At least three species of birds have been declared officially extinct: the cryptic tree hunter and Alagoas foliage-gleaner have both disappeared from Brazil, and the Hawaiian po’o-uli endemic to Maui. The Spix’s macaw – the brilliant blue bird that inspired the animated movie Rio – has been declared extinct in the wild.

The Spix's macaw is no more - in the wild at least. Here's hoping a breeding program will change that. (c) Al Wabra, Wildlife Preservation 

Species that have been added to the list this year include the Mediterranean fan mussel, which has suffered at the hands of a newly identified pathogen that has affected between 80-100 percent of the population. The IUCN said this amounts to a mass mortality event. The world’s largest pseudoscorpion – a whopping 1.5 centimeters (0.6 inches) long – which only lives on the remote Ascension Island in the South Atlantic also entered the list as "endangered" due to invasive species.

This is also the first update where all 826 species of eucalypts (EucalyptusCorymbia, and Angophora) have been assessed. Almost a quarter are threatened with extinction. Ninety-eight percent of eucalypts are found in Australia, where at least 134 species have suffered a 30 percent decline, including Eucalyptus moluccana, the sole food source of koalas.

The rainbow eucalyptus, one of the few species that is found outside Australia, is declining due to loss of habitat thanks to logging and wood harvesting. (c) Thomas Caldwell

This year the IUCN highlighted the increasing evidence of the effects of climate change. It's been assessing the conservation status of the planet’s species since 1964, so it has plenty of data to draw on. The update revealed 37 percent of Australia’s freshwater fishes are threatened with extinction, 58 percent of which are directly impacted by climate change.

The increased frequency and strength of hurricanes in the Caribbean has led to Dominica’s national bird, the imperial parrot, being upgraded to "critically endangered". Hurricane Maria in 2017 resulted in such high bird mortality it’s thought there are now fewer than 50 left in the wild. The short-tail nurse shark, found in the Indian Ocean, has declined by 80 percent over the last 30 years, affected by both climate change and unmanaged fishing. It is now listed as critically endangered.

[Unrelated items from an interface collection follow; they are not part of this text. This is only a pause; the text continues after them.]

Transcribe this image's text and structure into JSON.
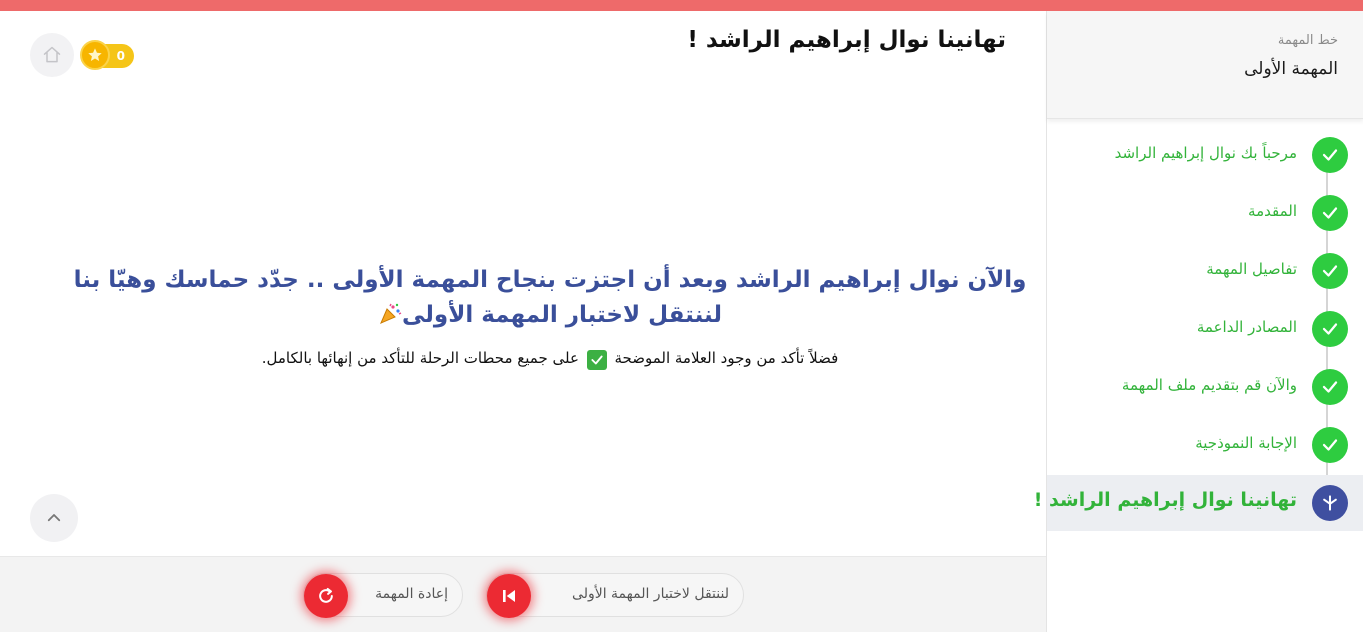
{
  "page": {
    "title": "تهانينا نوال إبراهيم الراشد !",
    "coins": "0"
  },
  "sidebar": {
    "track_label": "خط المهمة",
    "track_title": "المهمة الأولى",
    "steps": [
      {
        "label": "مرحباً بك نوال إبراهيم الراشد",
        "status": "done"
      },
      {
        "label": "المقدمة",
        "status": "done"
      },
      {
        "label": "تفاصيل المهمة",
        "status": "done"
      },
      {
        "label": "المصادر الداعمة",
        "status": "done"
      },
      {
        "label": "والآن قم بتقديم ملف المهمة",
        "status": "done"
      },
      {
        "label": "الإجابة النموذجية",
        "status": "done"
      },
      {
        "label": "تهانينا نوال إبراهيم الراشد !",
        "status": "current"
      }
    ]
  },
  "content": {
    "headline_line1": "والآن نوال إبراهيم الراشد وبعد أن اجتزت بنجاح المهمة الأولى .. جدّد حماسك وهيّا بنا",
    "headline_line2": "لننتقل لاختبار المهمة الأولى",
    "note_before": "فضلاً تأكد من وجود العلامة الموضحة",
    "note_after": "على جميع محطات الرحلة للتأكد من إنهائها بالكامل."
  },
  "footer": {
    "next_label": "لننتقل لاختبار المهمة الأولى",
    "retry_label": "إعادة المهمة"
  },
  "colors": {
    "top_bar": "#ee6a6a",
    "done_green": "#2ecc40",
    "current_blue": "#3f4fa0",
    "headline_blue": "#3a4f9a",
    "action_red": "#ec2a33",
    "coin_gold": "#f5c518"
  },
  "icons": {
    "home": "home-icon",
    "coin": "star-coin-icon",
    "step_done": "check-icon",
    "step_current": "person-icon",
    "scroll_up": "chevron-up-icon",
    "next": "skip-back-icon",
    "retry": "refresh-icon",
    "celebration": "party-popper-icon",
    "checkmark": "checkbox-icon"
  }
}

There was a glimmer of hope, however, as 10 species were described as conservation success stories with genuine improvements in the status of eight birds and two freshwater fishes.

The flightless Guam rail has become the second bird in history to recover after being declared extinct in the wild. Once widespread, its numbers declined after the brown tree snake was introduced to its habitat. The last wild Guam rail was killed in 1987, but after a 35-year captive breeding program, the bird was reintroduced successfully to the nearby Cocos Island. Another successful breeding program has seen the echo parakeet of Mauritius recover to 750 birds in the wild and has been downgraded to “vulnerable”. 


"The recovery of the Guam rail and echo parakeet is fantastic proof of how effective targeted conservation action can be," said Dr Ian Burfield of BirdLife International. "However, it is important to remember that not all species can be brought back from the brink, especially if their natural habitat has been destroyed. The priority should always be conserving habitats to prevent declines and extinctions from happening in the first place.” 

Mauritius' echo parakeet has come back from the brink of extinction thanks to a dedicated breeding program that now sees 750 birds in the wild. Yattish Lelee/Shutterstock